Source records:
****************************************
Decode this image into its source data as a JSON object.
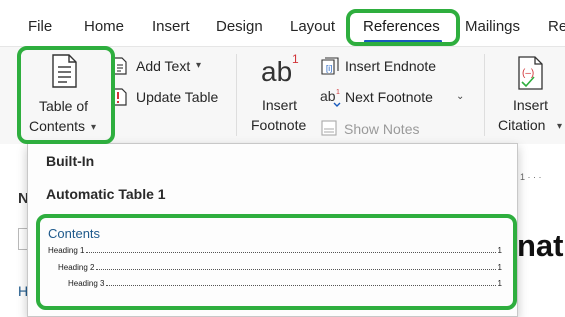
{
  "tabs": [
    "File",
    "Home",
    "Insert",
    "Design",
    "Layout",
    "References",
    "Mailings",
    "Re"
  ],
  "ribbon": {
    "toc_line1": "Table of",
    "toc_line2": "Contents",
    "add_text": "Add Text",
    "update_table": "Update Table",
    "ab_glyph": "ab",
    "ab_superscript": "1",
    "insert_footnote_line1": "Insert",
    "insert_footnote_line2": "Footnote",
    "insert_endnote": "Insert Endnote",
    "next_footnote": "Next Footnote",
    "show_notes": "Show Notes",
    "insert_citation_line1": "Insert",
    "insert_citation_line2": "Citation"
  },
  "dropdown": {
    "section": "Built-In",
    "option": "Automatic Table 1",
    "preview": {
      "title": "Contents",
      "entries": [
        {
          "label": "Heading 1",
          "page": "1"
        },
        {
          "label": "Heading 2",
          "page": "1"
        },
        {
          "label": "Heading 3",
          "page": "1"
        }
      ]
    }
  },
  "document": {
    "ruler_marks": "1 · · ·",
    "partial_n": "N",
    "partial_h": "H",
    "partial_text": "natu"
  },
  "colors": {
    "highlight": "#2eae3e",
    "accent": "#185abd",
    "toc_title": "#1f5a8c"
  }
}
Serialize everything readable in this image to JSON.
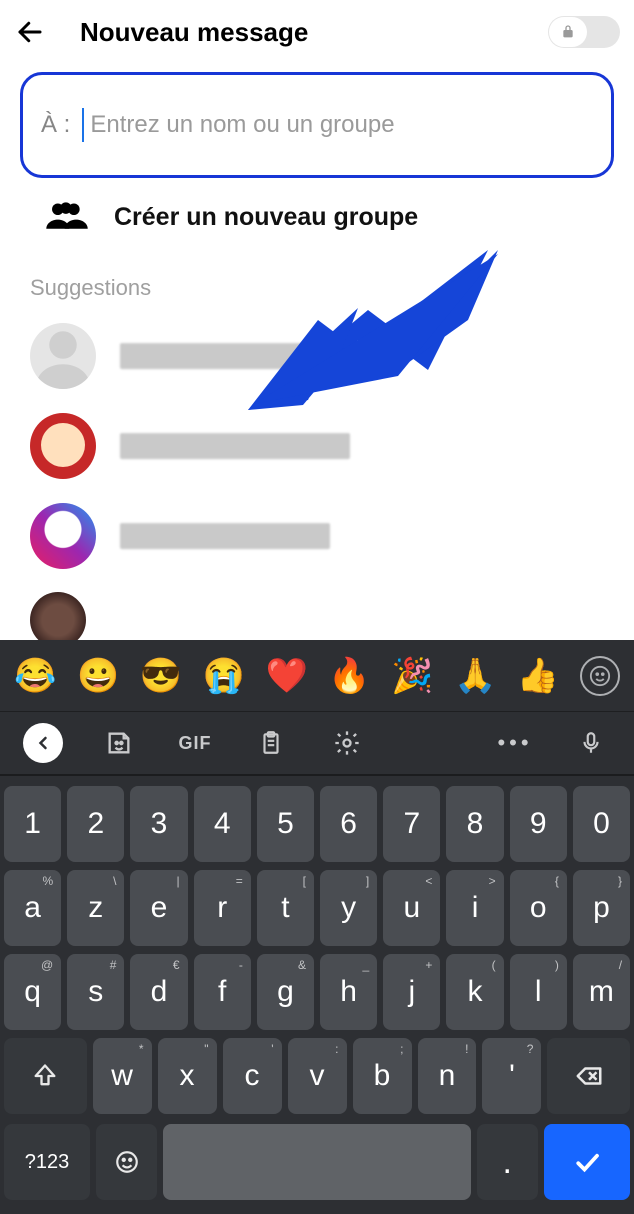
{
  "header": {
    "title": "Nouveau message"
  },
  "to": {
    "label": "À :",
    "placeholder": "Entrez un nom ou un groupe",
    "value": ""
  },
  "group": {
    "label": "Créer un nouveau groupe"
  },
  "suggestions": {
    "header": "Suggestions",
    "items": [
      {
        "name": ""
      },
      {
        "name": ""
      },
      {
        "name": ""
      },
      {
        "name": ""
      }
    ]
  },
  "emoji_row": [
    "😂",
    "😀",
    "😎",
    "😭",
    "❤️",
    "🔥",
    "🎉",
    "🙏",
    "👍"
  ],
  "toolbar": {
    "gif": "GIF",
    "more": "•••"
  },
  "keyboard": {
    "row1": [
      "1",
      "2",
      "3",
      "4",
      "5",
      "6",
      "7",
      "8",
      "9",
      "0"
    ],
    "row2": [
      {
        "k": "a",
        "s": "%"
      },
      {
        "k": "z",
        "s": "\\"
      },
      {
        "k": "e",
        "s": "|"
      },
      {
        "k": "r",
        "s": "="
      },
      {
        "k": "t",
        "s": "["
      },
      {
        "k": "y",
        "s": "]"
      },
      {
        "k": "u",
        "s": "<"
      },
      {
        "k": "i",
        "s": ">"
      },
      {
        "k": "o",
        "s": "{"
      },
      {
        "k": "p",
        "s": "}"
      }
    ],
    "row3": [
      {
        "k": "q",
        "s": "@"
      },
      {
        "k": "s",
        "s": "#"
      },
      {
        "k": "d",
        "s": "€"
      },
      {
        "k": "f",
        "s": "-"
      },
      {
        "k": "g",
        "s": "&"
      },
      {
        "k": "h",
        "s": "_"
      },
      {
        "k": "j",
        "s": "+"
      },
      {
        "k": "k",
        "s": "("
      },
      {
        "k": "l",
        "s": ")"
      },
      {
        "k": "m",
        "s": "/"
      }
    ],
    "row4": [
      {
        "k": "w",
        "s": "*"
      },
      {
        "k": "x",
        "s": "\""
      },
      {
        "k": "c",
        "s": "'"
      },
      {
        "k": "v",
        "s": ":"
      },
      {
        "k": "b",
        "s": ";"
      },
      {
        "k": "n",
        "s": "!"
      },
      {
        "k": "'",
        "s": "?"
      }
    ],
    "sym": "?123"
  }
}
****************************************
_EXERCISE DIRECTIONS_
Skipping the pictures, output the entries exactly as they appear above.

_REPLY_
Decode this image into its source data as a JSON object.
{
  "tabs": [
    "File",
    "Home",
    "Insert",
    "Design",
    "Layout",
    "References",
    "Mailings",
    "Re"
  ],
  "ribbon": {
    "toc_line1": "Table of",
    "toc_line2": "Contents",
    "add_text": "Add Text",
    "update_table": "Update Table",
    "ab_glyph": "ab",
    "ab_superscript": "1",
    "insert_footnote_line1": "Insert",
    "insert_footnote_line2": "Footnote",
    "insert_endnote": "Insert Endnote",
    "next_footnote": "Next Footnote",
    "show_notes": "Show Notes",
    "insert_citation_line1": "Insert",
    "insert_citation_line2": "Citation"
  },
  "dropdown": {
    "section": "Built-In",
    "option": "Automatic Table 1",
    "preview": {
      "title": "Contents",
      "entries": [
        {
          "label": "Heading 1",
          "page": "1"
        },
        {
          "label": "Heading 2",
          "page": "1"
        },
        {
          "label": "Heading 3",
          "page": "1"
        }
      ]
    }
  },
  "document": {
    "ruler_marks": "1 · · ·",
    "partial_n": "N",
    "partial_h": "H",
    "partial_text": "natu"
  },
  "colors": {
    "highlight": "#2eae3e",
    "accent": "#185abd",
    "toc_title": "#1f5a8c"
  }
}
Serialize everything readable in this image to JSON.
{
  "header": {
    "title": "Nouveau message"
  },
  "to": {
    "label": "À :",
    "placeholder": "Entrez un nom ou un groupe",
    "value": ""
  },
  "group": {
    "label": "Créer un nouveau groupe"
  },
  "suggestions": {
    "header": "Suggestions",
    "items": [
      {
        "name": ""
      },
      {
        "name": ""
      },
      {
        "name": ""
      },
      {
        "name": ""
      }
    ]
  },
  "emoji_row": [
    "😂",
    "😀",
    "😎",
    "😭",
    "❤️",
    "🔥",
    "🎉",
    "🙏",
    "👍"
  ],
  "toolbar": {
    "gif": "GIF",
    "more": "•••"
  },
  "keyboard": {
    "row1": [
      "1",
      "2",
      "3",
      "4",
      "5",
      "6",
      "7",
      "8",
      "9",
      "0"
    ],
    "row2": [
      {
        "k": "a",
        "s": "%"
      },
      {
        "k": "z",
        "s": "\\"
      },
      {
        "k": "e",
        "s": "|"
      },
      {
        "k": "r",
        "s": "="
      },
      {
        "k": "t",
        "s": "["
      },
      {
        "k": "y",
        "s": "]"
      },
      {
        "k": "u",
        "s": "<"
      },
      {
        "k": "i",
        "s": ">"
      },
      {
        "k": "o",
        "s": "{"
      },
      {
        "k": "p",
        "s": "}"
      }
    ],
    "row3": [
      {
        "k": "q",
        "s": "@"
      },
      {
        "k": "s",
        "s": "#"
      },
      {
        "k": "d",
        "s": "€"
      },
      {
        "k": "f",
        "s": "-"
      },
      {
        "k": "g",
        "s": "&"
      },
      {
        "k": "h",
        "s": "_"
      },
      {
        "k": "j",
        "s": "+"
      },
      {
        "k": "k",
        "s": "("
      },
      {
        "k": "l",
        "s": ")"
      },
      {
        "k": "m",
        "s": "/"
      }
    ],
    "row4": [
      {
        "k": "w",
        "s": "*"
      },
      {
        "k": "x",
        "s": "\""
      },
      {
        "k": "c",
        "s": "'"
      },
      {
        "k": "v",
        "s": ":"
      },
      {
        "k": "b",
        "s": ";"
      },
      {
        "k": "n",
        "s": "!"
      },
      {
        "k": "'",
        "s": "?"
      }
    ],
    "sym": "?123"
  }
}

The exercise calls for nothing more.